In an exclusive interview with the Sunday Standard on the sidelines of the workshop, Vandayar said her association is looking forward to forging ties with local practitioners to develop the industry here.
She underscored the importance of forming an association in Botswana that could be affiliated to EAPA South Africa or, better still, be registered as Botswana branch of EAPA International.
She said the objectives of EAPA are to develop the wellness industry and set best practices in the profession through EAPA code of ethics.
The association has created a working document, which is reviewed regularly and revised by the Ethics Committee, which establishes a code of conduct and a set of ethical standards.
Vandayar, who sat in the interview with Director of 60 Corporate Wellness Solutions, Ms Ondine Jones Adams, said wellness practitioners are shooting themselves in the foot by not forming a regulatory body that could give them the platform to interact and share ideas. She said the formation of an association will be helpful in the sense that practitioners can complement each other as they will bring different expertise from different fields within the wellness industry.
For her part, Jones Adams said the formation of such a body would assist in curbing the emergence of bogus practitioners in the country.
The two ladies emphasized the need for employers to ensure the wellness of employees in the workplace. They said contrary to what many people think, wellness is not only limited to physical wellbeing but includes other aspects like financial, spiritual and social wellbeing of the employees.
Vandayar pointed out that employees work to their optimal level when their state of mind is stable. She said emotional stress can be caused by bereavement or divorces in the family and employers must have professionals who can deal with the affected employees if they want to maintain productivity in the workplace.
She added that it was encouraging to have the Director of Health in Botswana buying into the idea. She gave an example of the success stories they have had in South Africa through EAPA where the Gauteng Provincial government scooped first prize in the Best Wellness Program at the international awards ceremony held in the USA some two years ago.
The Gauteng Provincial government alone employs a staggering 140 000 people and it won the prestigious award for an outstanding performance in terms of scale and quality of their wellness programs. She said this should be a motivating factor to government departments in Botswana.

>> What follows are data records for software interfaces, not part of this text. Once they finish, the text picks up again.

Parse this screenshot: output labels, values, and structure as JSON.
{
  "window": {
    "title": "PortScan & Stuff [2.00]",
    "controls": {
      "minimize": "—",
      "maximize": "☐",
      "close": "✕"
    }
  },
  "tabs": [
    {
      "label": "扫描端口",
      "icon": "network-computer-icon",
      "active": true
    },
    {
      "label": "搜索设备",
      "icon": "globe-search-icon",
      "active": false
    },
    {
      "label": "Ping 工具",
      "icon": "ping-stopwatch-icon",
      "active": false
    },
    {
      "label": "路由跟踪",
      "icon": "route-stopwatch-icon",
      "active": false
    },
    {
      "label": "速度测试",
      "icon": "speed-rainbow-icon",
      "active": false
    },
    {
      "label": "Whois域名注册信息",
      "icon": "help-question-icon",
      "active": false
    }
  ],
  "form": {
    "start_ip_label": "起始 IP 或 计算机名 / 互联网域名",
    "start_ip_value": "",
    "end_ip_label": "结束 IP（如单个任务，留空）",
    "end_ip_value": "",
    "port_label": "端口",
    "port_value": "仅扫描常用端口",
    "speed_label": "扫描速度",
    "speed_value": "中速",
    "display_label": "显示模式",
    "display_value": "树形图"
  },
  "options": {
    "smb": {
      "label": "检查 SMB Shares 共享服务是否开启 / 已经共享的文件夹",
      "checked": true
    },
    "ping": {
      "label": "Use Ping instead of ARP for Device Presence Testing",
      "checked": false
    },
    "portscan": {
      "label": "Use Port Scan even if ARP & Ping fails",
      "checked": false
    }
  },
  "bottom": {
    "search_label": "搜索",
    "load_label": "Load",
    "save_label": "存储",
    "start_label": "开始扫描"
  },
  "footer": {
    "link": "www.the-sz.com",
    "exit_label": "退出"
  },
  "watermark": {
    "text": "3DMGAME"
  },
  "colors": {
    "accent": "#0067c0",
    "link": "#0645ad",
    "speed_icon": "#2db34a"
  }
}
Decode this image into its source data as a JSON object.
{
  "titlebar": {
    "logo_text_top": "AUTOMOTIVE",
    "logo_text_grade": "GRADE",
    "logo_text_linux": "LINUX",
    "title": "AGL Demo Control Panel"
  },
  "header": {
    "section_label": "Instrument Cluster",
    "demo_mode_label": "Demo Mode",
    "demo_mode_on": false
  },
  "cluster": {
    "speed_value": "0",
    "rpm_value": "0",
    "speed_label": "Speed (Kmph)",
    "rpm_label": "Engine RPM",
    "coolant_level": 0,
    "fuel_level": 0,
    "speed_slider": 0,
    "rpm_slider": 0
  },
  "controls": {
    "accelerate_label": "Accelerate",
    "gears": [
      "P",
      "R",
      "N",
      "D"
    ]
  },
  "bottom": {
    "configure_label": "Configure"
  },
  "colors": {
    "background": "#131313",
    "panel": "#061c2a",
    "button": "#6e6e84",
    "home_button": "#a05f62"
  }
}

Jones Adams said they have nominated a steering committee of 8 practitioners, some from government departments, to oversee the formation of the Botswana chapter of EAPA. She called on all wellness practitioners to come forth and be part of this association.
Those interested in being part of the association should write to: [email protected]